The staff after decades of service still referred to him as “Mr Stokes” and made a real fuss of him on attending. It was lovely to see Doug respond to this warmth and certain satisfaction of past years with his loyal staff.
Another clearly meaningful aspect of Doug was his long term friendship with his fellow University pals, who still after all these years got together regularly for lunch, sometimes at the home or on trips out. On other occasions they would spend time in Doug’s room.
Doug was always smartly dressed and was said to have had more clothes than his wife! He loved to go to a local outfitter’s and buy clothes, again he was greeted with great warmth and the staff knew his taste and style in clothing. Having spent some money, Doug always liked to replenish his cash flow so a trip to the bank to top up would follow. It wasn’t enough to know his son’s would take care of this, Doug was used to being his own man and needed to continue being in charge of his own affairs.

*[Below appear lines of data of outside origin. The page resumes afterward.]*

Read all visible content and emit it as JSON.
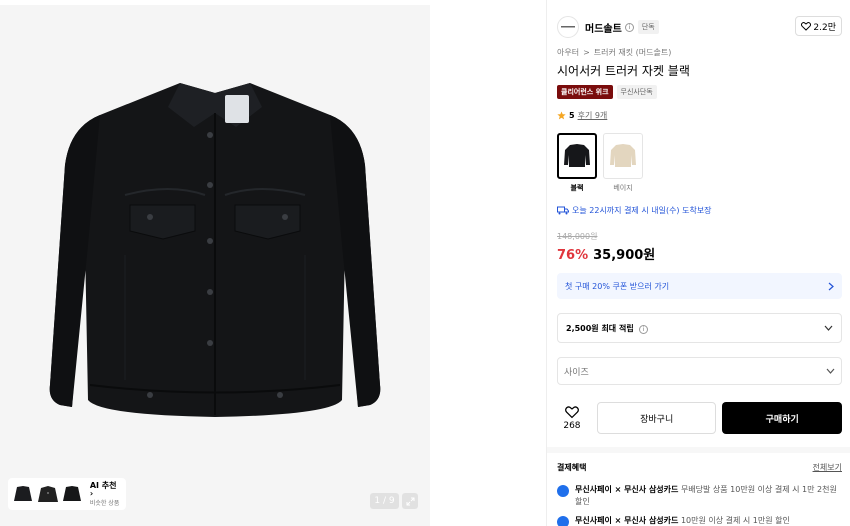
{
  "gallery": {
    "ai": {
      "title": "AI 추천",
      "subtitle": "비슷한 상품"
    },
    "pager": "1 / 9"
  },
  "brand": {
    "name": "머드솔트",
    "tag": "단독",
    "likes": "2.2만"
  },
  "breadcrumbs": [
    "아우터",
    ">",
    "트러커 재킷 (머드솔트)"
  ],
  "product": {
    "title": "시어서커 트러커 자켓 블랙",
    "badge_primary": "클리어런스 위크",
    "badge_secondary": "무신사단독",
    "rating": "5",
    "reviews": "후기 9개"
  },
  "colors": [
    {
      "label": "블랙",
      "selected": true
    },
    {
      "label": "베이지",
      "selected": false
    }
  ],
  "delivery": "오늘 22시까지 결제 시 내일(수) 도착보장",
  "pricing": {
    "original": "148,000원",
    "discount": "76%",
    "price": "35,900원"
  },
  "coupon": {
    "label": "첫 구매 20% 쿠폰 받으러 가기"
  },
  "points": {
    "label": "2,500원 최대 적립"
  },
  "size": {
    "placeholder": "사이즈"
  },
  "actions": {
    "like_count": "268",
    "cart": "장바구니",
    "buy": "구매하기"
  },
  "payment": {
    "header": "결제혜택",
    "view_all": "전체보기",
    "benefits": [
      {
        "name": "무신사페이 × 무신사 삼성카드",
        "desc": "무배당발 상품 10만원 이상 결제 시 1만 2천원 할인"
      },
      {
        "name": "무신사페이 × 무신사 삼성카드",
        "desc": "10만원 이상 결제 시 1만원 할인"
      }
    ]
  },
  "colors_theme": {
    "accent_blue": "#2354d8",
    "discount_red": "#e0353c",
    "badge_red": "#7a0c0c",
    "star": "#f5a623"
  }
}
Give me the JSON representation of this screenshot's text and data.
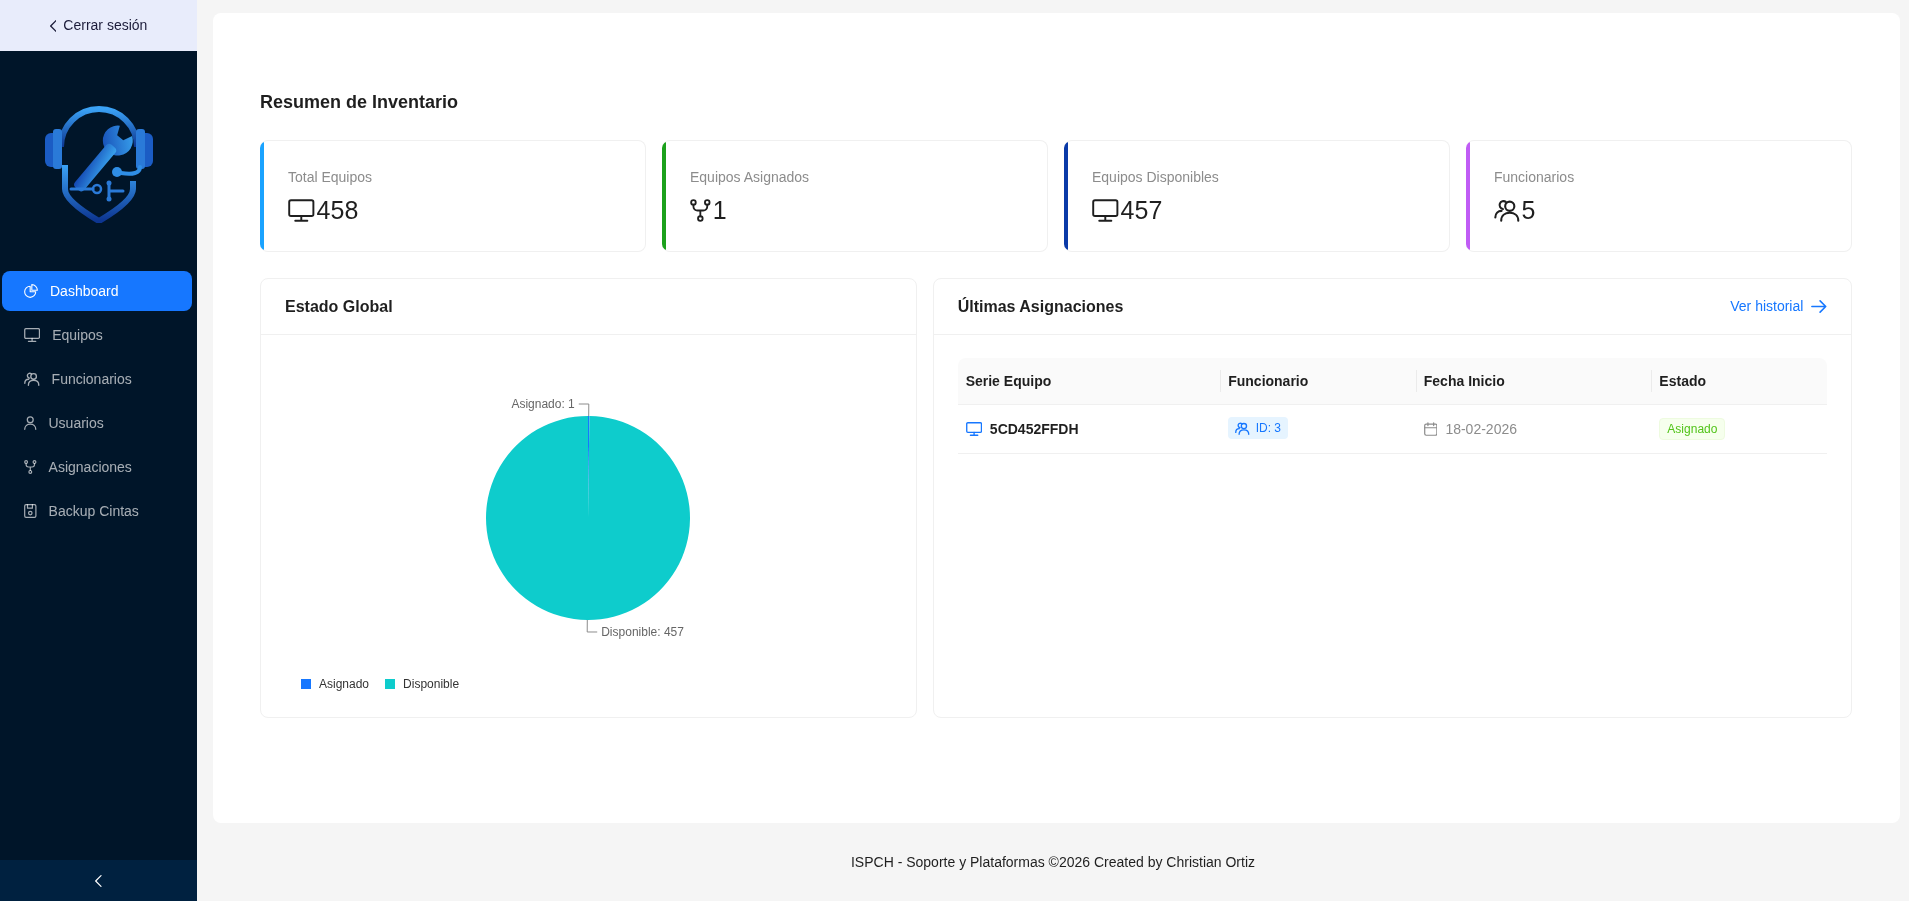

This was demonstrated by a need for Doug to send and receive Christmas cards to family and friends. He would have a steady stream of post and always wanted to respond, as he had done for years before however, this was becoming more difficult for Doug with poor sight and advancing dementia. We enabled Doug to fulfil this task by working with his family to achieve a positive and dignified solution.
Not long before Doug’s condition deteriorated he came along to the local Hydro Pool. Doug was nervous about how he might cope but it was clear he was driven to achieve this, so measures were set in place to enable Doug to return to the water. Doug had loved watersports and often spoke of his enjoyment of this over the years. As Doug progressed in his sessions his confidence returned and he clearly enjoyed the experience of being in the water again. His face was a picture to see as Doug recalled his swimming days! All became clear when his son revealed “ oh yes, didn’t Dad tell you he was a very active member of the local life saving and swimming club for years!” All became clear – that’s what Doug was expressing to us with a charming knowing smile!